(DATA UNDER STUDY)

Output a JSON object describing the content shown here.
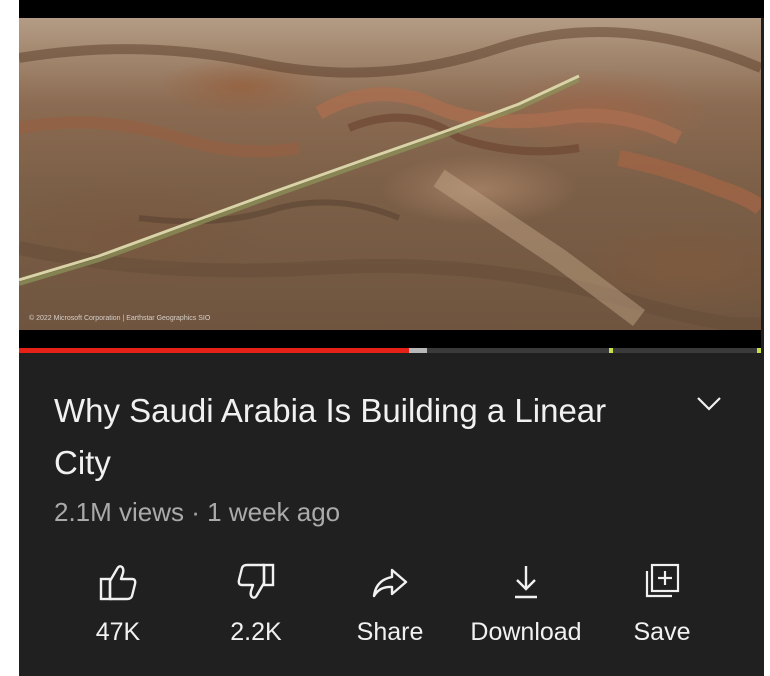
{
  "video": {
    "watermark": "© 2022 Microsoft Corporation | Earthstar Geographics SIO",
    "progress": {
      "played_fraction": 0.525,
      "buffered_fraction": 0.55,
      "chapter_markers": [
        0.795,
        0.995
      ]
    }
  },
  "details": {
    "title": "Why Saudi Arabia Is Building a Linear City",
    "meta": "2.1M views · 1 week ago"
  },
  "actions": {
    "like": {
      "icon": "thumbs-up-icon",
      "label": "47K"
    },
    "dislike": {
      "icon": "thumbs-down-icon",
      "label": "2.2K"
    },
    "share": {
      "icon": "share-arrow-icon",
      "label": "Share"
    },
    "download": {
      "icon": "download-icon",
      "label": "Download"
    },
    "save": {
      "icon": "playlist-add-icon",
      "label": "Save"
    }
  },
  "colors": {
    "background": "#202020",
    "progress_played": "#e62117",
    "progress_marker": "#c9e04a",
    "text_primary": "#f1f1f1",
    "text_secondary": "#aaaaaa"
  }
}
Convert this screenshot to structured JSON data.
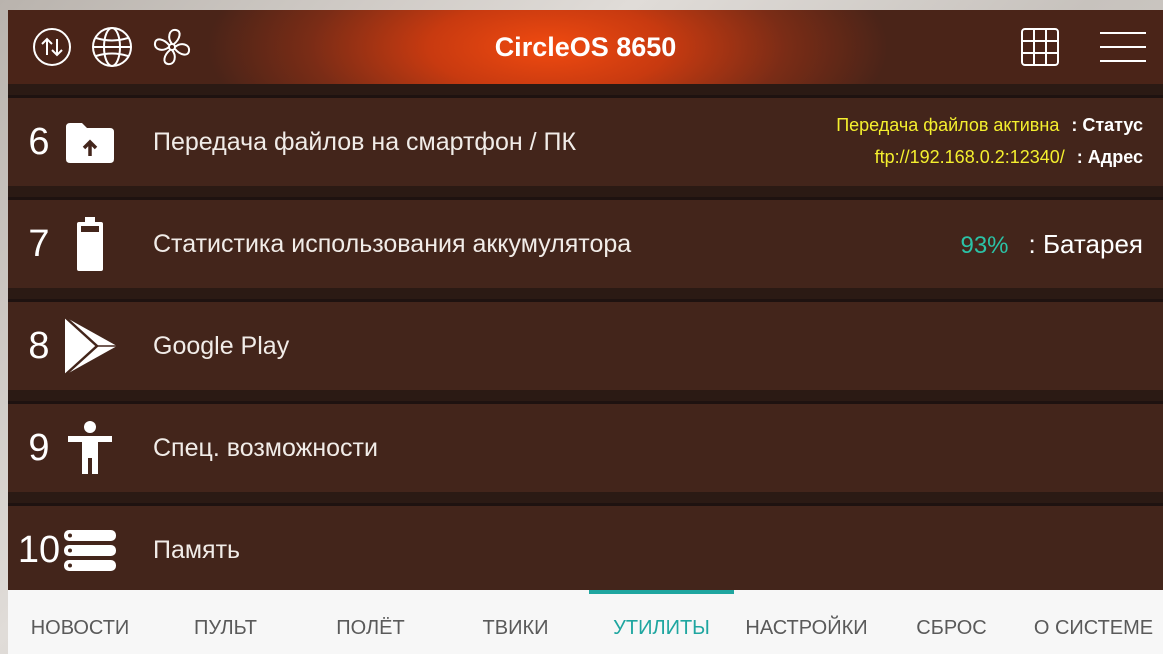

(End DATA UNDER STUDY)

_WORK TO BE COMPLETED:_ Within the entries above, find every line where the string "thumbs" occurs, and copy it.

_OUTPUT FOR THIS TASK:_
      "icon": "thumbs-up-icon",
      "icon": "thumbs-down-icon",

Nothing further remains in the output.